How about you? 🙂

Question of the day.

What can you produce from scratch? Whether it’s a wood carving, a cocktail, home grown cucumbers, painting, cake, piece of writing or the best barbecue for miles?

My answer:

I guess in my case it would be writing, writing and writing. 😀 Generally my manual skills suck completely, so anything else I attempt to produce turns out to be a perfect example of failure. But I love writing.

Your turn. 🙂

Question of the day.

Do you have any favourite recipes/dishes that have been passed down in your family?

My answer:

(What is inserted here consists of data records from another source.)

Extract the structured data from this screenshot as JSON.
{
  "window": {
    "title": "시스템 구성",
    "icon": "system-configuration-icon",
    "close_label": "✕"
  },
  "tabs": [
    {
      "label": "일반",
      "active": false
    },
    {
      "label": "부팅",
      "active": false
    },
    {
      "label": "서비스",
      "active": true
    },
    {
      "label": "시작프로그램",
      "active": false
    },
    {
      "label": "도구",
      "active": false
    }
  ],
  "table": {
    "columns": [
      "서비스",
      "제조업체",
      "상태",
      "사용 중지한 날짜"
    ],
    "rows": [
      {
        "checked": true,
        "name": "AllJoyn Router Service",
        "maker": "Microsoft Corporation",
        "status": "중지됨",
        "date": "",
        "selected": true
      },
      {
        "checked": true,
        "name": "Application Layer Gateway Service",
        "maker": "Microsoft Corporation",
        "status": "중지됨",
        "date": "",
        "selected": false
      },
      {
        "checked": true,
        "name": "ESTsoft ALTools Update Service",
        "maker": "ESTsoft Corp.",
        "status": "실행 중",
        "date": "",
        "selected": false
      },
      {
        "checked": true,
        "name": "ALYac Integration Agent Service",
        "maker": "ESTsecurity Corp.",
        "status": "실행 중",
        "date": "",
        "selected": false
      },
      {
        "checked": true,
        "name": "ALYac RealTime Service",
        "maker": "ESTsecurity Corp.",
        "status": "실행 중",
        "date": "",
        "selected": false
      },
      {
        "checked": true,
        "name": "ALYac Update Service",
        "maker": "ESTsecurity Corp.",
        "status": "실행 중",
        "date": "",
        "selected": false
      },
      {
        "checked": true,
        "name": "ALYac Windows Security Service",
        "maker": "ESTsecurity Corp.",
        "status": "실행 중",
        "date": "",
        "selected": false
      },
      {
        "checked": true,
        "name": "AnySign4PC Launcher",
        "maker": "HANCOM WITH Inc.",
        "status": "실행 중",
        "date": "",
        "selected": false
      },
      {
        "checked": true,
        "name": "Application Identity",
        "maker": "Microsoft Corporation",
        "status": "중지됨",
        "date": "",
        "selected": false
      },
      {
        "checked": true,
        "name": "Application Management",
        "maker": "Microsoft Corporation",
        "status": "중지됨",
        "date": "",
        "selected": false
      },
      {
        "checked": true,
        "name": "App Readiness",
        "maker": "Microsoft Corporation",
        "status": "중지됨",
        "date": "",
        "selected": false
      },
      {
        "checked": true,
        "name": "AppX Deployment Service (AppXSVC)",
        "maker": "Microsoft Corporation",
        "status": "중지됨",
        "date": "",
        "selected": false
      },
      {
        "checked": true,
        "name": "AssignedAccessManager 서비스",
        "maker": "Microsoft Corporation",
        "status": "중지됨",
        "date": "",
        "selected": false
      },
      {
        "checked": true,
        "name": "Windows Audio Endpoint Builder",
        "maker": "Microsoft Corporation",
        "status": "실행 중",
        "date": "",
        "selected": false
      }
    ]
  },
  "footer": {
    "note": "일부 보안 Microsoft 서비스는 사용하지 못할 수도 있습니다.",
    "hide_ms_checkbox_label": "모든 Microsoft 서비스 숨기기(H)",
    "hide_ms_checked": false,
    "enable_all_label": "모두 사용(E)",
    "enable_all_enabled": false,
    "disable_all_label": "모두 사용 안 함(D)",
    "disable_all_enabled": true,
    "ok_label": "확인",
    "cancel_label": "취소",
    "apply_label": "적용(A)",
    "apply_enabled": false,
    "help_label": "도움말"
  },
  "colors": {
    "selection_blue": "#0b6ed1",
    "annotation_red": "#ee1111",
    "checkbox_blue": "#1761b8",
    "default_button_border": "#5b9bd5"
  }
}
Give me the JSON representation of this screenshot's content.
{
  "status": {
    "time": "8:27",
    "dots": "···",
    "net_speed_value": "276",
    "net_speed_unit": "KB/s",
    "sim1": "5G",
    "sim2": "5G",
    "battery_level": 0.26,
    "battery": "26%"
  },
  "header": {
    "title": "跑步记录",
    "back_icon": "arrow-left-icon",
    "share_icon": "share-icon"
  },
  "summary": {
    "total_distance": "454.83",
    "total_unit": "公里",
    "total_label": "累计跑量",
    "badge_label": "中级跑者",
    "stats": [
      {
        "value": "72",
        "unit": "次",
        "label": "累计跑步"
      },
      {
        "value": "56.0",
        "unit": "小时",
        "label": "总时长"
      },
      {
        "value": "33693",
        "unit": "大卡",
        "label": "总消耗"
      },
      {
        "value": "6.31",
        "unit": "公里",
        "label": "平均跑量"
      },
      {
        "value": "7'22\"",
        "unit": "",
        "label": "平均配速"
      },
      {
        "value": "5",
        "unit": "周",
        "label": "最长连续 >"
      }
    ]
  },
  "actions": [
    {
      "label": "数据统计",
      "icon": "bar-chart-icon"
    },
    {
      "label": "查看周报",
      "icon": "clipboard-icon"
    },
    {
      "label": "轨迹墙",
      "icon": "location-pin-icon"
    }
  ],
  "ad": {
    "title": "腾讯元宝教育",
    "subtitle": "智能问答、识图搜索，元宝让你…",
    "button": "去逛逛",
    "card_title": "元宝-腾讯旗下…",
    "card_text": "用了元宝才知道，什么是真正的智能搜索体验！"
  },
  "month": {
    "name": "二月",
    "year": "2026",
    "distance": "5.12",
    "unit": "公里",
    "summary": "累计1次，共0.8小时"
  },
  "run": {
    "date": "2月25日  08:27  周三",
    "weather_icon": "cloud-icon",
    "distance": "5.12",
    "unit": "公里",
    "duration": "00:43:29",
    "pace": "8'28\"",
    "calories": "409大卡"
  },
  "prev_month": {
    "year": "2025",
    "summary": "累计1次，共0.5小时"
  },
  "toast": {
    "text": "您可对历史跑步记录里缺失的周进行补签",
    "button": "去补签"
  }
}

Yeah we have lots of cakes that my gramma started to bake and then my Mum started too. Or even so that my Mum was making something regularly for different holidays and people from my family stole it. Like her fabulous meringue dessert or orange juice cake. I love my Mum’s meringue, especially when it’s with blueberries. It is a meringue with whipping cream and different fruit. It’s very sweet so the fruit should be rather fresh and juicy, not very sweet like bananas for example. Most often we eat it with strawberries and blueberries, or raspberries, sometimes with cherries, billberries… It’s just sooo yummy everytime you eat it you regret you can’t eat more of it, but like I said it’s very sweet so you get stuffed rather quickly. It’s my Mum’s spectacular dessert. Everyone likes it and it’s easy to make, so any failure is impossible. Also my Mum’s chicken breasts in almond flakes are widely known in our family, as well as her podpiwek. Podpiwek is a Polish non-alcoholic beverage, but apparently before my Mum started doing it, most of our family didn’t even know how it tastes. It’s soooo yummy. And there are also my Mum’s pierogi, with cabbage and mushrooms. I mean, this kind of pierogi is very common in Poland at Christmas time, but people obviously have very varying recipes, plus, most people as far as I know make them with sour cabbage, which in my opinion is worse. All those foods I mentioned are my favourites, but there are many more.

Your turn now. 🙂

Question of the day.

Today my question for you is:

What’s your biggest screw up in the kitchen?

My Answer:

I am not very experienced in cooking, in fact, I’ve never prepared any meals completely on my own. I had some cooking lessons at the boarding school or we were doing some food for ourselves with other students, sometimes I help my Mum with most basic things, but generally I was never good at cooking, maybe because my fine skills are a mess, and I often felt kinda discouraged because I never succeeded in it and felt like it’s something impossible for me to learn. But although sometime ago it was a bit frustrating for me, now I don’t care that much about it, I don’t need to cook for myself, I live with my family, and there still are caterings, restaurants etc, lots of able-bodied people can’t cook as well.

So that being said, I suppose almost every activity I would try to undertake in the kitchen without assistance, would likely end with a massive screw up. The one I can recall at the moment was when I wanted to help my Mum to cut the carrot for the salad and almost ended up cutting my finger out, luckily it didn’t happen, but I hurt it pretty bad and there was a whole lot of blood allover afterwards and my right hand was non functional for quite a while. 😀

How about your screw ups? 🙂